Wales shouldn’t get a Barnett consequential from HS2 says minister David Davies

Wales Office minister David Davies says Wales shouldn’t receive a Barnett Formula consequential potentially worth billions of pounds from the high speed two (HS2) rail project in England. Last week a report from the cross-party Welsh Affairs Committee in Westminster, chaired by former Welsh Secretary and Tory MP Stephen Crabb, called for the rail project, whose next phase will see it reaching Birmingham and then onward to north of England cities like Leeds and Manchester, to be reclassified from being an Wales and England scheme to a solely English one. :Welsh Affairs Committee report on rail in Wales.[1]
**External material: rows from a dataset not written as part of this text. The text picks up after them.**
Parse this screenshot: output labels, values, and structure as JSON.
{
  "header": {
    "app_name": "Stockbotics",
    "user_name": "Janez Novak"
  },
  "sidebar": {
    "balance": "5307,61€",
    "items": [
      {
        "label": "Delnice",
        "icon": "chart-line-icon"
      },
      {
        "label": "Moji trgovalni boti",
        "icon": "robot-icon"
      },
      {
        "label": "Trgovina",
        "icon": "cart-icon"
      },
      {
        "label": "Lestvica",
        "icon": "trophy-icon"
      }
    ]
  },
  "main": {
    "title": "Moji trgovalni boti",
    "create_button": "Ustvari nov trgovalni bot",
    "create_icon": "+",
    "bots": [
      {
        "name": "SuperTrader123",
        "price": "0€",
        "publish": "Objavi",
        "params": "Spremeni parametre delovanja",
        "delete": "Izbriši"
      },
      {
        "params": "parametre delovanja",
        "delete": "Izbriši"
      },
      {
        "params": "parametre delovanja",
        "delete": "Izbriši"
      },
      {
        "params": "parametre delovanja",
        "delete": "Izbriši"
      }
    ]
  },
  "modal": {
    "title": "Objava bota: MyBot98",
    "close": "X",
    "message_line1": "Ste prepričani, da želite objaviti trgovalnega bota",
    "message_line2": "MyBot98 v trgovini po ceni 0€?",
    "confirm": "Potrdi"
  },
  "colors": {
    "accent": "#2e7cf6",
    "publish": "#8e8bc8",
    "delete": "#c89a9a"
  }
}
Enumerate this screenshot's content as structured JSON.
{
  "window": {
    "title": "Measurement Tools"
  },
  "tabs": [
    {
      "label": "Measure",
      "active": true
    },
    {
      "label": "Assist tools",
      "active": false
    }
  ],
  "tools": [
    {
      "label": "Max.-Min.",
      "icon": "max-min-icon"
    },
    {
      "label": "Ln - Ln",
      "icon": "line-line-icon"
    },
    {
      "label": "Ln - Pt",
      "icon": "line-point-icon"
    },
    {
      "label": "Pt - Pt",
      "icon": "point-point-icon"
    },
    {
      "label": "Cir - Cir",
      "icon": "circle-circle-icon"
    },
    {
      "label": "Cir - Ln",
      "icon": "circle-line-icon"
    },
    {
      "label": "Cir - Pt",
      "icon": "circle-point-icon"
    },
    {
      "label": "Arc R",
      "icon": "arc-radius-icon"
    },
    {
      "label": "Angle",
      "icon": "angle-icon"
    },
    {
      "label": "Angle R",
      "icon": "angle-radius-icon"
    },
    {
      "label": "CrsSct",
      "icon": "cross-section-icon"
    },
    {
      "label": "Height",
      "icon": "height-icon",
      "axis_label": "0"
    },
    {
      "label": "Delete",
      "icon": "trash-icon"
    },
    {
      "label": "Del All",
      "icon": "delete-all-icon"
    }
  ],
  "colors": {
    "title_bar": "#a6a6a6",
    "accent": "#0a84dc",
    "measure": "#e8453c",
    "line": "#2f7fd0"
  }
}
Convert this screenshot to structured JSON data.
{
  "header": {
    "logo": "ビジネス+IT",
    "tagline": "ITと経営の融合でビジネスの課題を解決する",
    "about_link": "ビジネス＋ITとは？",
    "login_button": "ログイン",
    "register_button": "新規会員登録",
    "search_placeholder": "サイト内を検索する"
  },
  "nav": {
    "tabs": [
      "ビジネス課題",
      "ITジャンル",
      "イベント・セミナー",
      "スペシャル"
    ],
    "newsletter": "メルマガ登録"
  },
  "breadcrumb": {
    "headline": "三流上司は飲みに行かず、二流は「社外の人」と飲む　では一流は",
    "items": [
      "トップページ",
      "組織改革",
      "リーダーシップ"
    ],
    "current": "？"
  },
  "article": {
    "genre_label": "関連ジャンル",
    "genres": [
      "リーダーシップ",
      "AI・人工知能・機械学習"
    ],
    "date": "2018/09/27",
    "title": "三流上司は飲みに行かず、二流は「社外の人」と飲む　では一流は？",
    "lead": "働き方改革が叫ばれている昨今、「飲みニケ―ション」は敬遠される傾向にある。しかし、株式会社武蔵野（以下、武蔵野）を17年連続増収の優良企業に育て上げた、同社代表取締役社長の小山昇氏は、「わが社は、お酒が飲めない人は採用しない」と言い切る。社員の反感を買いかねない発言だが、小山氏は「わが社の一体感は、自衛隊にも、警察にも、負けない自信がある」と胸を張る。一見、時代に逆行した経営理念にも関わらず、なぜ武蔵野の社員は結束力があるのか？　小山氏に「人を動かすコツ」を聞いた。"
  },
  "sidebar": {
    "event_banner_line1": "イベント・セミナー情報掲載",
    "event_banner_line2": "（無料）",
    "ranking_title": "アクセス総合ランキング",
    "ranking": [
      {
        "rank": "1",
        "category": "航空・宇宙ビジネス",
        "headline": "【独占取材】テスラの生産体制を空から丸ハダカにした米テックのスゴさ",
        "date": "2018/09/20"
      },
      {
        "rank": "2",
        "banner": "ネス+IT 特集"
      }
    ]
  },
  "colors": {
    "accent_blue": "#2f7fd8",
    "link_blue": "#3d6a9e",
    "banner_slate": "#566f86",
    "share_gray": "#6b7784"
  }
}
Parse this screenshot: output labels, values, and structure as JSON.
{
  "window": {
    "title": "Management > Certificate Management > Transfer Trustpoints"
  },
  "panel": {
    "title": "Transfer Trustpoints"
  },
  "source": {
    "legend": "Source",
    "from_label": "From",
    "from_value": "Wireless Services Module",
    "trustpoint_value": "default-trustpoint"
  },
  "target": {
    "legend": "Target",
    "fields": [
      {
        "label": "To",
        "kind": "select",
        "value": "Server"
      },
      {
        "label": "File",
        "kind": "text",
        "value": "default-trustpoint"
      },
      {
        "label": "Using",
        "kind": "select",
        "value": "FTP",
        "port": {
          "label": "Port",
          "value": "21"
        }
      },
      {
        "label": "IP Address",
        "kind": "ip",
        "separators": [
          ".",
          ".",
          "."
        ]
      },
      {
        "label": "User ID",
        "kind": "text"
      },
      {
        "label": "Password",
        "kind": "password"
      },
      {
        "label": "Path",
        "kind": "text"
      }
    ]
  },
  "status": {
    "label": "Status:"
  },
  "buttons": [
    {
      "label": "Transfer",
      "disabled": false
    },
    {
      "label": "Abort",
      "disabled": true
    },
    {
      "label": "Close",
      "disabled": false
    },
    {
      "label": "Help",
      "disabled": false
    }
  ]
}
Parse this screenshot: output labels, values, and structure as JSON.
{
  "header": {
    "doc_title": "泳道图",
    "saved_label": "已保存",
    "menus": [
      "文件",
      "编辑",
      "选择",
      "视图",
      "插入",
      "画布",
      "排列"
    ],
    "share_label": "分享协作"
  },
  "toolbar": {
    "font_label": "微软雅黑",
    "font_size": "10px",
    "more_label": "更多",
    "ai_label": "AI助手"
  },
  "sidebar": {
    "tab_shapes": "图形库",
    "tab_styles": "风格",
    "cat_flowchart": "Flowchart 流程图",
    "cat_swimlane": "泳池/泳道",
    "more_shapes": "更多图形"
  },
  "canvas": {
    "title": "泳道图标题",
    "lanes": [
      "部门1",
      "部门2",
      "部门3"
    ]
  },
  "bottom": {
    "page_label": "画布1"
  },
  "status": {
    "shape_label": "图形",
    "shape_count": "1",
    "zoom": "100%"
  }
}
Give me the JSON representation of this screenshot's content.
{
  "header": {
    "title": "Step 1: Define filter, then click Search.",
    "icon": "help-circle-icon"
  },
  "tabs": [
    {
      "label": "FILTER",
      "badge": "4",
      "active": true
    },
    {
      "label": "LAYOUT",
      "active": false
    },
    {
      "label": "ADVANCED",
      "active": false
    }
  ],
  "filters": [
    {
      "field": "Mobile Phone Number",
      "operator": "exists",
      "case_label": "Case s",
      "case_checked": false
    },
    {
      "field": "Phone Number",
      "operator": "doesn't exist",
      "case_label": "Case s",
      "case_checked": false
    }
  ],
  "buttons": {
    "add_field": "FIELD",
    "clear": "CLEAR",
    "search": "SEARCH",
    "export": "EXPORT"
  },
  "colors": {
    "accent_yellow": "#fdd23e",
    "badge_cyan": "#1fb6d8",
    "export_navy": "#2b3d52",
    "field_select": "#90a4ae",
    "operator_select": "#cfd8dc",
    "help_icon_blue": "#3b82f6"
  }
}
As it stands while Scotland and Northern Ireland will get a Barnett consequential from HS2, Wales will not. Over the next decade around GBP100bn has been earmarked for the project, which if barnetised would provide additional funding of around GBP5bn for the Welsh Government, which it would be free to decide where to spend. While recognising that HS2 will free up capacity on the existing UK rail network and will benefit North Wales with links via Crewe and Chester, providing the North Wales Mainline is upgraded, the committee’s report also highlights it would also generate disbenefits.

Analysis shows that by bringing northern cities closer to London it would have a negative economic impact on South Wales, as well as Bristol. Under Secretary of State for Wales, Mr Davies said: “We don’t agree with the Welsh Affairs Committee on this, but obviously we recognise that Welsh MPs will do everything they can to argue for more money for Wales and that is what they should be doing. ” However, the HS2 case doesn’t really stack up in my opinion.

The infrastructure is being built to get people out of their cars and onto railways and it is part of our commitment to deliver net zero by 2050. “If we are serious about net zero then we need to build the railways where we will get the maximum number of people out of their cars and into railways powered by electricity that will hopefully be generated by renewable power. And that means putting it (investment) where the population base is.

“Wales is going to benefit from it (HS2), firstly because the whole of the UK will get a benefit if we get our carbon emissions down and secondly it is a misnomer that the only people travelling on HS2 between the Midlands and London will be people from the Midlands and London. “There will be people there who will not use it and people in Wales that will. In addition to that a lot of Welsh businesses can benefit from the tenders for doing the work and none of this takes away from the fact that the UK Government has been investing a lot of money into the railways in Wales, GBP1.5bn is going in over the next control period (next five year investment cycle).”

However, outside of the necessary operating maintenance and renewal costs, there is currently just GBP345m allocated for rail enhancement projects in Wales. While at the time not a devolved matter with a case that it should have been paid in full by the Westminster government, Mr Davies cited the UK Government’s financial contribution, via the City Deal, for the electrification of the Core Valley Lines. Network Rail is currently working on early stage business cases for upgrading the freight lines between Cardiff and Bristol for passenger train use and upgrading to the North Wales Mainline.

The committee’s report was not arguing against HS2, but that Wales like Northern Ireland and Scotland should get a Barnett consequential. Over the last decade and more, despite having around 10% of the UK rail network, Wales has received less than 2% of rail enhancement projects, like new stations and section of new track.

Asked what the Wales Office is doing to get the Treasury and the Department for Transport to invest more in the Welsh rail network, which apart from the Core Valley Lines, are is devolved, Mr Davies said: “I respect what the Welsh Affairs Committee says, but the UK Government has a fantastic record on delivery of public transport for Wales and the whole of the UK. “We have been making the case for Wales and quite a lot of money is coming in for the railways anyway, but we have got to build those railways where the passengers are.

There is no point in us spending millions of pounds building an improved railway between Aberystwyth and Shrewsbury as no matter how good the railway is the passenger demand is just not going to be there.” The Welsh Government has set out several billion pounds worth of rail enhancement investments it wants to see the UK Government back in Wales, including the Cardiff Crossrail and Swansea Bay Metro schemes, electrification of the North Wales Lines and additional stations on the Great Western Mainline. With HS2 not being barnetised will mean a squeeze on the attribution factor in Department for Transport spending in devolved areas for the Cardiff administration.

With rail now taking up a much bigger slice of the overall Department for Transport budget, the attribution factor to the Welsh Government from spending in England in areas which are classified as devolved, like roads, has been revised downwards to around 34%.

It had previously been 80%.

References

  1. ^ Welsh Affairs Committee report on rail in Wales. (www.business-live.co.uk)